Migration may happen twice a year – but that doesn’t make it any less spectacular! This post is about a 3-hour tour of Central Park on Friday, October 13th, starting at 8am, with Dr. Robert DeCandido – otherwise known as “Birding Bob” or the “Birdman of Central Park” – who for over the last 20 years has been hosting birding walks in the park. Our date (and time – an hour earlier than the Spring walk!) has been chosen with the idea of hitting the peak of the FALL migration season. When you sign up, you will be asked if you need binoculars – which you’re really going to want to have with you – and which you may be able to rent for the day. Members, please go to the SIGN-UP! tab on the menu ribbon to secure your spot ($35 each) and to get meet-up instructions. Can’t think of a better, more beautiful or more interesting way to spend several hours during the peak of Fall in Central Park. We will come up with a raindate if needed. This is a walking tour and you can leave at any point during it.
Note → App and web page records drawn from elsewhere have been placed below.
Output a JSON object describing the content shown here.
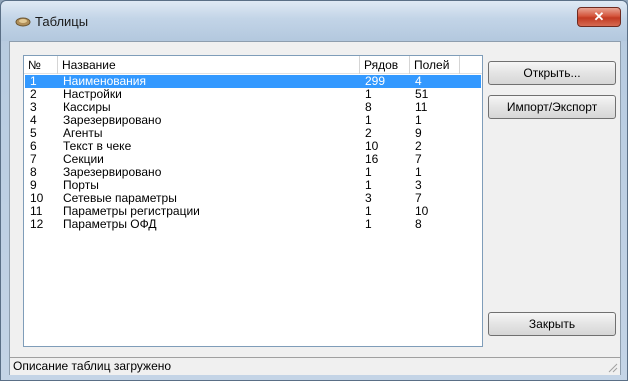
{
  "window": {
    "title": "Таблицы",
    "close_symbol": "✕"
  },
  "list": {
    "columns": [
      "№",
      "Название",
      "Рядов",
      "Полей"
    ],
    "rows": [
      {
        "num": "1",
        "name": "Наименования",
        "rows": "299",
        "fields": "4",
        "selected": true
      },
      {
        "num": "2",
        "name": "Настройки",
        "rows": "1",
        "fields": "51"
      },
      {
        "num": "3",
        "name": "Кассиры",
        "rows": "8",
        "fields": "11"
      },
      {
        "num": "4",
        "name": "Зарезервировано",
        "rows": "1",
        "fields": "1"
      },
      {
        "num": "5",
        "name": "Агенты",
        "rows": "2",
        "fields": "9"
      },
      {
        "num": "6",
        "name": "Текст в чеке",
        "rows": "10",
        "fields": "2"
      },
      {
        "num": "7",
        "name": "Секции",
        "rows": "16",
        "fields": "7"
      },
      {
        "num": "8",
        "name": "Зарезервировано",
        "rows": "1",
        "fields": "1"
      },
      {
        "num": "9",
        "name": "Порты",
        "rows": "1",
        "fields": "3"
      },
      {
        "num": "10",
        "name": "Сетевые параметры",
        "rows": "3",
        "fields": "7"
      },
      {
        "num": "11",
        "name": "Параметры регистрации",
        "rows": "1",
        "fields": "10"
      },
      {
        "num": "12",
        "name": "Параметры ОФД",
        "rows": "1",
        "fields": "8"
      }
    ]
  },
  "buttons": {
    "open": "Открыть...",
    "import_export": "Импорт/Экспорт",
    "close": "Закрыть"
  },
  "status": {
    "text": "Описание таблиц загружено"
  },
  "colors": {
    "selection": "#3399ff",
    "close_button": "#c23a22"
  },
  "icons": {
    "title": "tables-icon",
    "close": "close-icon",
    "grip": "resize-grip-icon"
  }
}
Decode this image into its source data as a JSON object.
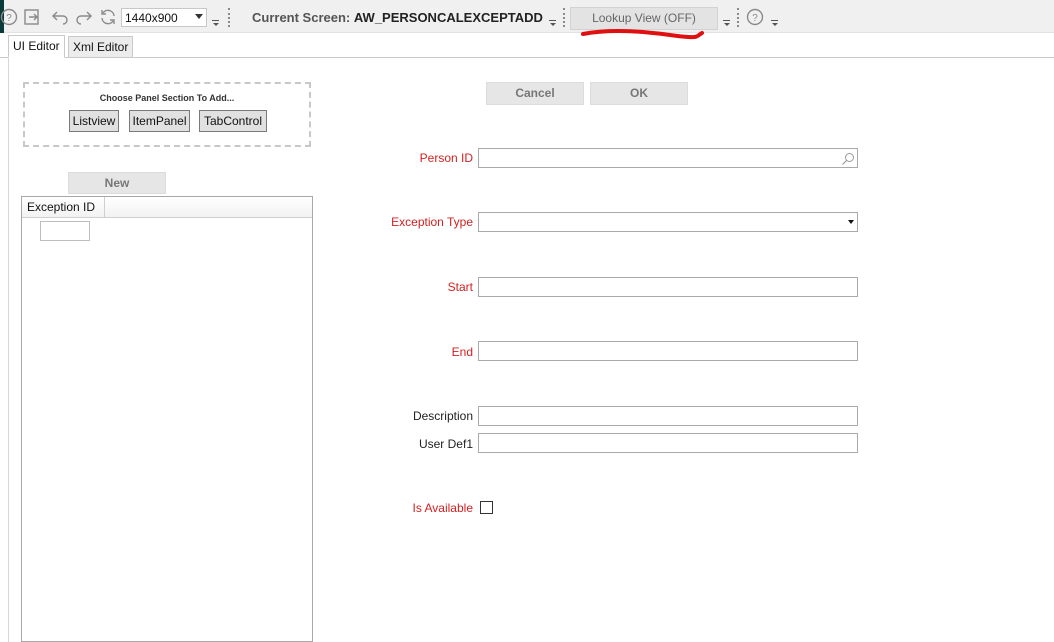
{
  "toolbar": {
    "resolution": "1440x900",
    "current_screen_label": "Current Screen:",
    "current_screen_value": "AW_PERSONCALEXCEPTADD",
    "lookup_view_label": "Lookup View (OFF)",
    "icons": [
      "help-icon",
      "exit-icon",
      "undo-icon",
      "redo-icon",
      "refresh-icon",
      "help-icon"
    ],
    "underline_color": "#e01010"
  },
  "tabs": [
    {
      "label": "UI Editor",
      "active": true
    },
    {
      "label": "Xml Editor",
      "active": false
    }
  ],
  "panel": {
    "title": "Choose Panel Section To Add...",
    "buttons": [
      "Listview",
      "ItemPanel",
      "TabControl"
    ],
    "new_label": "New"
  },
  "grid": {
    "columns": [
      "Exception ID"
    ]
  },
  "form": {
    "cancel_label": "Cancel",
    "ok_label": "OK",
    "fields": [
      {
        "label": "Person ID",
        "required": true,
        "type": "lookup",
        "value": ""
      },
      {
        "label": "Exception Type",
        "required": true,
        "type": "dropdown",
        "value": ""
      },
      {
        "label": "Start",
        "required": true,
        "type": "text",
        "value": ""
      },
      {
        "label": "End",
        "required": true,
        "type": "text",
        "value": ""
      },
      {
        "label": "Description",
        "required": false,
        "type": "text",
        "value": ""
      },
      {
        "label": "User Def1",
        "required": false,
        "type": "text",
        "value": ""
      },
      {
        "label": "Is Available",
        "required": true,
        "type": "checkbox",
        "checked": false
      }
    ]
  },
  "colors": {
    "required_label": "#d42020",
    "toolbar_bg": "#f0f0f0"
  }
}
CELEBRATING FALL: Birding Bob is in Central Park virtually every day of every season – and there are birds to be seen every day! But the big migrations of birds during the Spring and Fall offer more birds overall, more varieties and, often, quite rare birds to see. And we’ve chosen a day which should be at the peak of the Fall migration season. If you want to get a feel for what a bird walk with Birding Bob is like CLICK HERE for a video of one of his winter walks in Central Park.
One of the most interesting, active, artifacts in the middle of our City is the Birding Book kept at the Loeb Boathouse in Central Park where generations of birders have recorded their sitings of various species of birds in Central Park. While this has been supplanted by more techno-, immediate, ways of conveying information – it’s a historic artifact and reminder that Central Park has always been one of the best birding spots in the United States. There is a huge flyway right over it! Birders from all over the world make pilgrimages here because Central Park is a favorite stopping spot for birds migrating along the East Coast. According to Birding Bob, “On a good day, it’s possible to see about 125 different kinds of birds in the park.”
One of the most popular birding spots in the Park is THE RAMBLE, a 36-acre heavily wooded spot right in the middle of the Park where, over the years, over 230 species have been spotted – including 40 which live there all year. “The diversity of birds there rivals, and in some cases is better than, some forests,” according to Tom Guida of the Smithsonian Migratory Bird Center.
Virtually no one thinks of Manhattan as much of a nature center – but at this particular time of year, in this very specific spot – it certainly is. Please join us for a great day, and if you want to prepare yourself CLICK HERE for the NYC Audubon Society’s Central Park Bird Checklist … and take a look below at Birding Bob’s Central Park Birding tips:
- Stay warm – or cool. Between morning and mid-morning temperatures change quite a bit. So dress in layers and add or subtract them as you go along. If the forecast is chilly – think about a scarf, hat and gloves and extra socks!
- Don’t get frustrated if you can’t identify the birds right away. Don’t worry about putting names on the birds, just enjoy the experience of the energy, flashing colors and Fall in Central Park.”
- Practice makes perfect. As with everything in life, the more you do it the better you get at it. Over time if you choose to do this with some regularity, you’ll start to see differences between the species, male and female birds and young and old.
- Location is the most important element of a good birdwatching experience. Birding Bob recommends heading to The Ramble (which is where we will spend all or part of the day) which is Central Park’s largest wooded area. Its meadows and lake draw tons of migrating birds.